a. Transparency in government... or the lack thereof.
b. The ban on hiring lobbyists for government jobs... or, what the heck; who cares?
c. Why are we giving taxpayer money to Acorn?
d. Why are Senators and Representatives and other members of the government who cheat on their taxes not being held accountable? Mere censure by the Congress is not the sort of accountability I have in mind. Are these people not subject to the same laws as the common folk?
e. Why do we bail out the auto manufacturers and prop up the auto workers union, yet we turn a blind eye to our nation's airlines and their union employees, whose pay and benefits have tanked since 9/11? Have we forgotten that our U.S. airlines are a strategic resource needed in time of war to transport troops and materiel?
f. On a related note, why do we encourage foreign airlines to fly routes in the U.S. in direct competition with our own struggling airlines? Do we not recognize that our airlines cannot compete on an equal basis with foreign airlines that do not pay their workers' health insurance, retirement costs, or even a minimum wage by U.S. standards?
g. Are we really considering the purchase of Airbus aircraft to serve as our future Air Force refueling planes? Airbus is a government supported manufacturer whose support allows them to build a cheaper airplane. Why don't we support our own manufacturers before we support foreign manufacturers? Can we absolutely rely on foreign manufacturers to supply spare parts in a war they might not support politically?
h. Have we considered that taxing our utilities and manufacturers as punishment for their carbon emissions will not have any effect on world pollution? In fact, it will make world pollution worse. Jobs and work lost here will only be moved to countries that have no emission standards and have no interest in the ecology. In considering such legislation, we must take into account the number of jobs that will be lost to Americans.
i. Any further spending of stimulus money (or whatever we choose to call it) should be geared directly toward the creation of jobs that have been lost due to the economic downturn or jobs that can be created due to new technologies. For the benefit of our people, Congress needs to announce the number of jobs that will be created by each stimulus expenditure that they make. If expenditures will not create jobs, the expenditures should be cancelled. Arguments about the number of jobs saved by an expenditure have little merit and even less accountability.

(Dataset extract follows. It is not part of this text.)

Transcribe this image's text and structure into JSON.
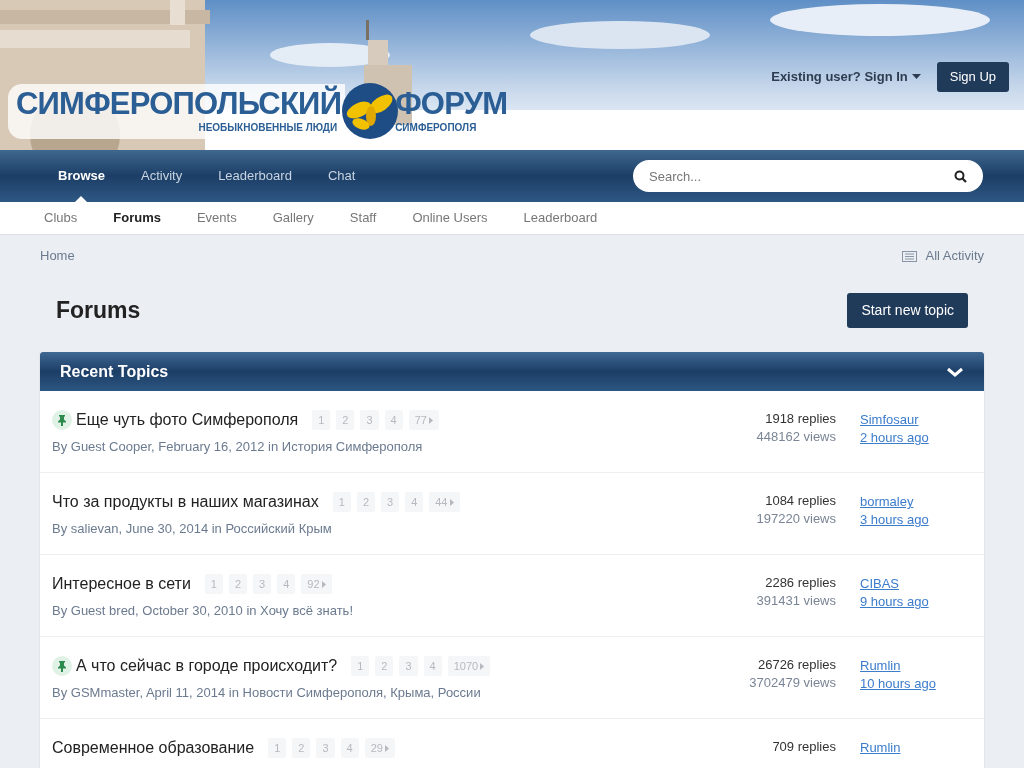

Finally, I am concerned by an apparent growing detachment from the American people by their Senators and Representatives in Congress. Members of both houses of Congress seem to be acting for the benefit of their political parties or themselves rather than for the good and betterment of our country. How else can one explain the actions of Congress that fly in the face of public opinion as expressed in widely accepted opinion polls and in seemingly fruitless letters to our Congressional leaders? There exists today a feeling of helplessness by citizens whose fears and concerns for their country are ignored by their elected representatives. I believe I speak for many who are losing faith in the current conduct of government. I need only mention the names of Conyers, Dodd, Frank, Pelosi and Murtha to illustrate the elitist mentality of many members of Congress whose actions are self-serving and the antithesis of what our founding fathers had in mind.